Critics’ Picks

Installation view, 2005.

Installation view, 2005.

New York

Kota Ezawa

Murray Guy
453 West 17th Street
September 9–October 15, 2005

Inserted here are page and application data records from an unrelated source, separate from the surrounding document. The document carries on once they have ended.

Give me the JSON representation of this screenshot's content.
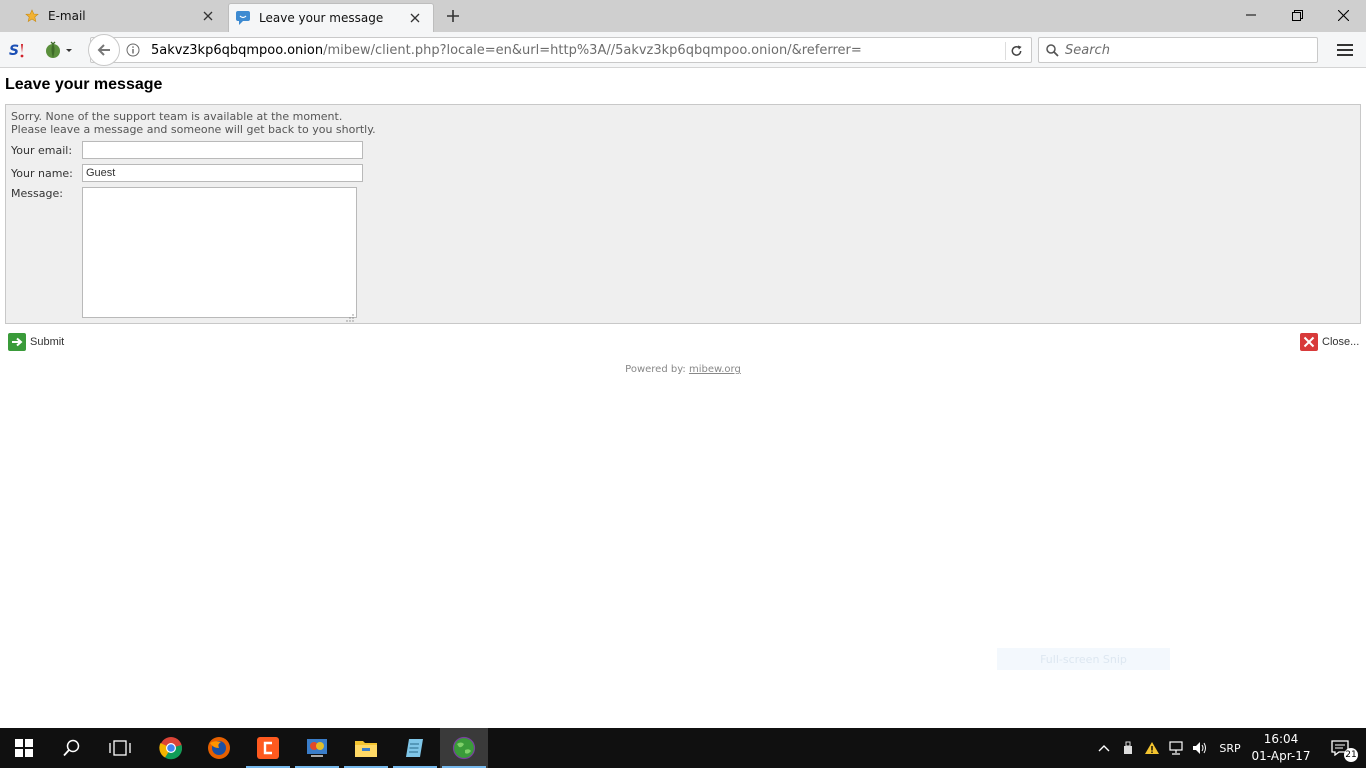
{
  "browser": {
    "tabs": [
      {
        "title": "E-mail",
        "favicon": "star-icon",
        "active": false
      },
      {
        "title": "Leave your message",
        "favicon": "chat-icon",
        "active": true
      }
    ],
    "url_host": "5akvz3kp6qbqmpoo.onion",
    "url_path": "/mibew/client.php?locale=en&url=http%3A//5akvz3kp6qbqmpoo.onion/&referrer=",
    "search_placeholder": "Search",
    "accent_color": "#76b9ed"
  },
  "page": {
    "title": "Leave your message",
    "notice_line1": "Sorry. None of the support team is available at the moment.",
    "notice_line2": "Please leave a message and someone will get back to you shortly.",
    "form": {
      "email_label": "Your email:",
      "email_value": "",
      "name_label": "Your name:",
      "name_value": "Guest",
      "message_label": "Message:",
      "message_value": ""
    },
    "submit_label": "Submit",
    "close_label": "Close...",
    "powered_by_prefix": "Powered by:",
    "powered_by_link": "mibew.org"
  },
  "overlay": {
    "snip_label": "Full-screen Snip"
  },
  "taskbar": {
    "language": "SRP",
    "time": "16:04",
    "date": "01-Apr-17",
    "notification_count": "21"
  }
}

The kid-friendly feeling of animation clings to Kota Ezawa’s remakes of “serious” video works and documents. Take, for instance, his current installation: A simple arrangement of three projections placed side-by-side with audio bubbles for listening hung from the ceiling. The projection on the left remakes archival footage of a press conference during John Lennon and Yoko Ono’s famous Amsterdam “Bed In” for peace in 1969. The center animation recreates Susan Sontag lecturing at Columbia in 2001. The third is a take on Joseph Beuys’ 1974 talk at the New School in New York, where he discussed his ideas about art and invited audience members onstage to debate him. There’s something comical about all this: the flat colors; the moving, animated eyes and mouths; the range of accents; the overlapping of voices, which suggests the chatter at an extra discourse-y cocktail party. The project also conjures South Park or The Simpsons, smart animated TV shows that employ well-known actors whose famous voices register through a disembodied context, or Robert Smigel’s Fun with Real Audio. With Ezawa, however, the voices and images remain the same as in the originals; only the format has been altered, reminding us that culture is just as reliant on proper packaging as any other arena in life: Politics, business, or entertainment.